Tuesday in the Octave of Easter
Today we return not only to John’s Gospel, but we journey back to the beginning, to where the tragic events of Calvary were first set in motion: Eden.
Mary Magdalene stayed outside the tomb while Peter and the other disciple returned home. Not until they had gone did she peer in and not only did she see what they had seen—the shroud and the head cloth—but she saw two angels. She speaks to them without any fear; her sorrow is such that even the sight of angels does nothing. Neither can she yet believe Jesus is risen!
The angels ask her why she is weeping. We might understand them to be, in essence, asking her the same question God asked in the garden when Adam and Eve were in hiding: “Where are you?” Mary’s heart was still nailed to the Cross; she was not looking for Jesus, but rather for His body, for to her broken heart He was dead. She, like St. Thomas in the days to come, needed more than an empty tomb and scraps of cloth: she needed Jesus.
A curious visitor arrives, someone she believes to be a gardener. We may have missed a small detail in the previous chapter when Mary and the others were burying Jesus: “Now in the place where he had been crucified there was a garden, and in the garden and new tomb, in which no one had yet been buried.” (John 19:41) Hence, who else would be walking about the garden this early in the morning but the gardener? Yet this was no ordinary gardener. This was the New Man whom God placed within the New Garden, calling Him to life from the dead earth (Genesis 2:7-8), the New Adam from which a new humanity would descend.
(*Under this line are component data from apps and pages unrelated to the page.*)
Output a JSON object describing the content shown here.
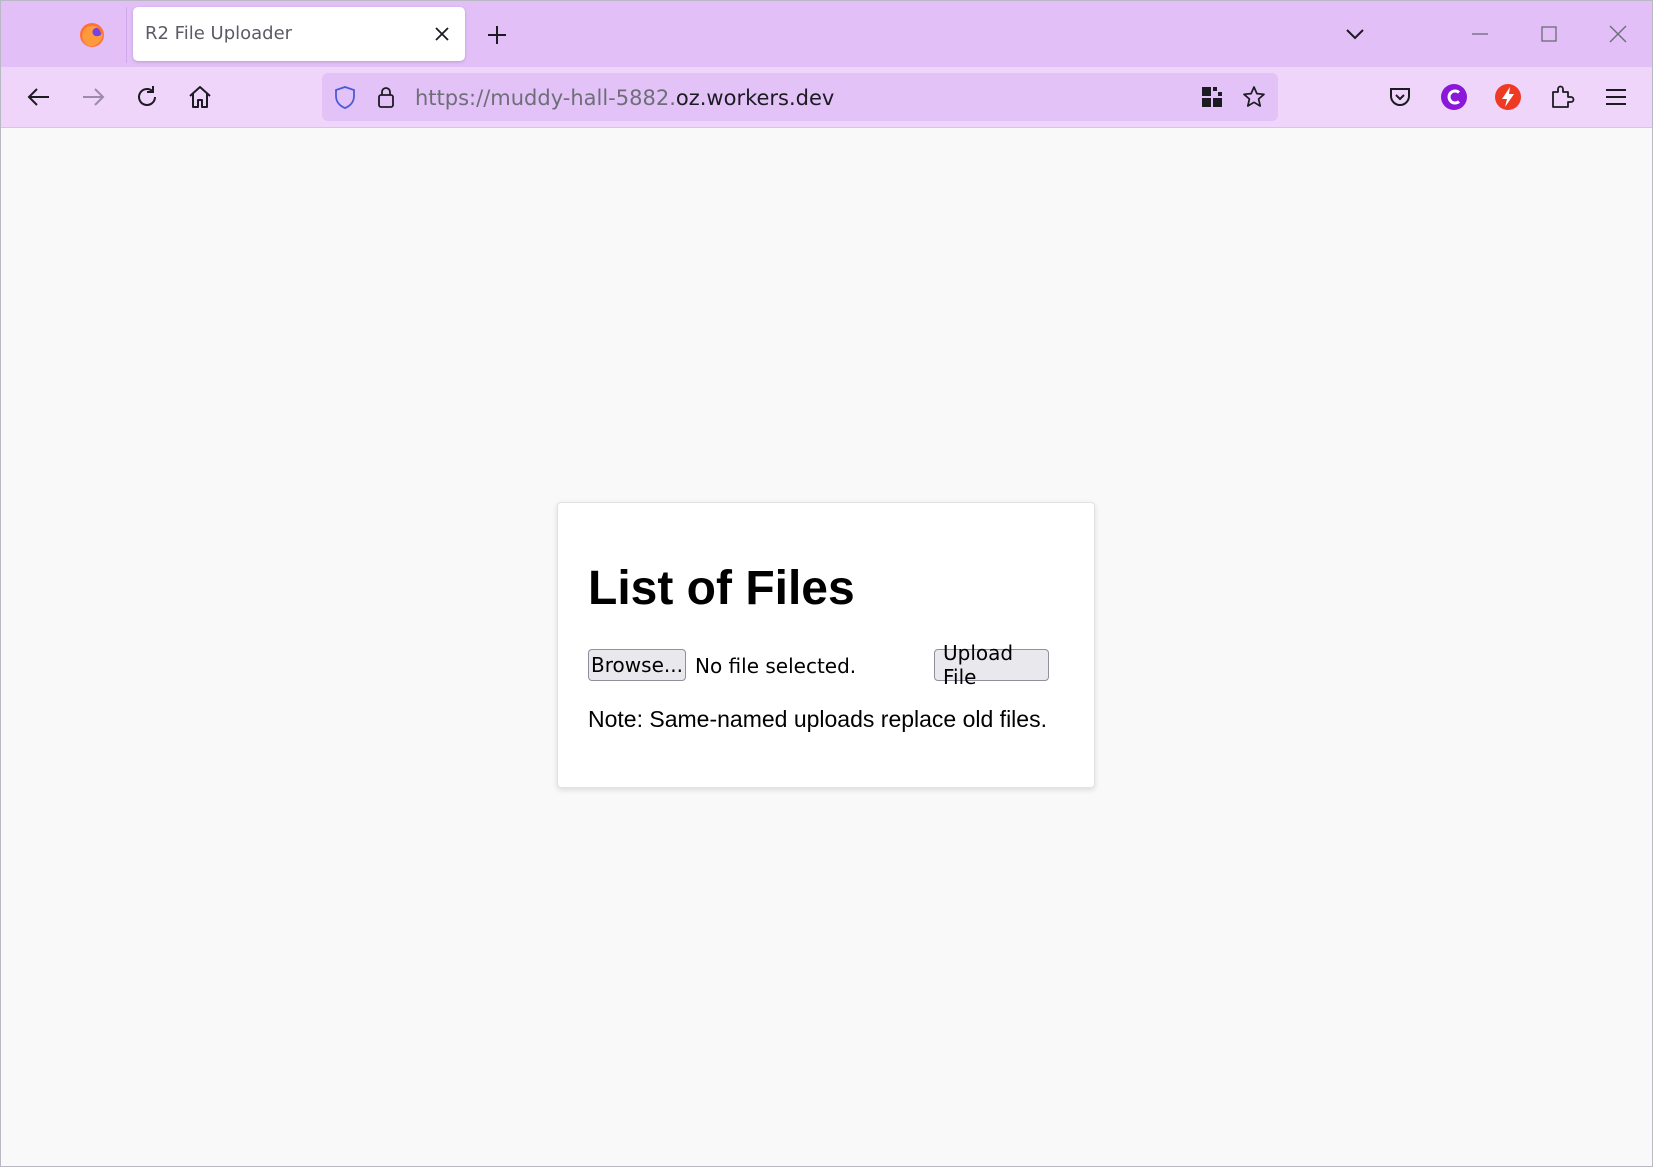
{
  "browser": {
    "tab": {
      "title": "R2 File Uploader"
    },
    "url": {
      "prefix": "https://muddy-hall-5882.",
      "domain": "oz.workers.dev"
    },
    "accent_color": "#e3bff8"
  },
  "icons": {
    "tabbar": [
      "firefox-icon",
      "close-icon",
      "plus-icon",
      "chevron-down-icon",
      "minimize-icon",
      "maximize-icon",
      "close-window-icon"
    ],
    "navbar": [
      "back-icon",
      "forward-icon",
      "reload-icon",
      "home-icon",
      "shield-icon",
      "lock-icon",
      "qr-code-icon",
      "star-icon",
      "pocket-icon",
      "c-extension-icon",
      "flash-extension-icon",
      "extensions-puzzle-icon",
      "menu-icon"
    ]
  },
  "page": {
    "heading": "List of Files",
    "browse_label": "Browse...",
    "file_status": "No file selected.",
    "upload_label": "Upload File",
    "note": "Note: Same-named uploads replace old files."
  }
}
It is this Gardener that greets the weeping Mary with the same question the angels had asked her, addressing her as woman, just as Adam first addressed Eve. (Genesis 2:23) Indeed, how He must have loved her then, remembering her at the foot of His Cross, she who would soon be a member of His newborn Church and Bride, would be bone of His bone and flesh of His flesh, a member of the Body of Christ!
Yet her tears blind her to it all; Mary responds to His question just as she responded to the angels. She is far more interested in the seed (John 12:24) than in the fruit before her! But then something remarkable occurs: He speaks her name. Mary! It is as though she is brought to life from death, and instantly she knows He who first knew her. She is no longer merely a woman, but she is this woman; the Good Shepherd has found His lost sheep, and she recognized His voice. (John 10:3)
Mary has seen and believed, but it was Jesus’ calling her by name that opened not her tear-filled eyes, but rather the eyes of her heart. Do we hearken to the call of Christ, even in the midst of our many sorrows, our suffering? Let us listen, let us not doubt when He calls our name, when He raises us from the dust of the tomb and sends us off to breathe new life into the world. Let go of all that burdens you and be free of it; the One who loves you has risen from the dead.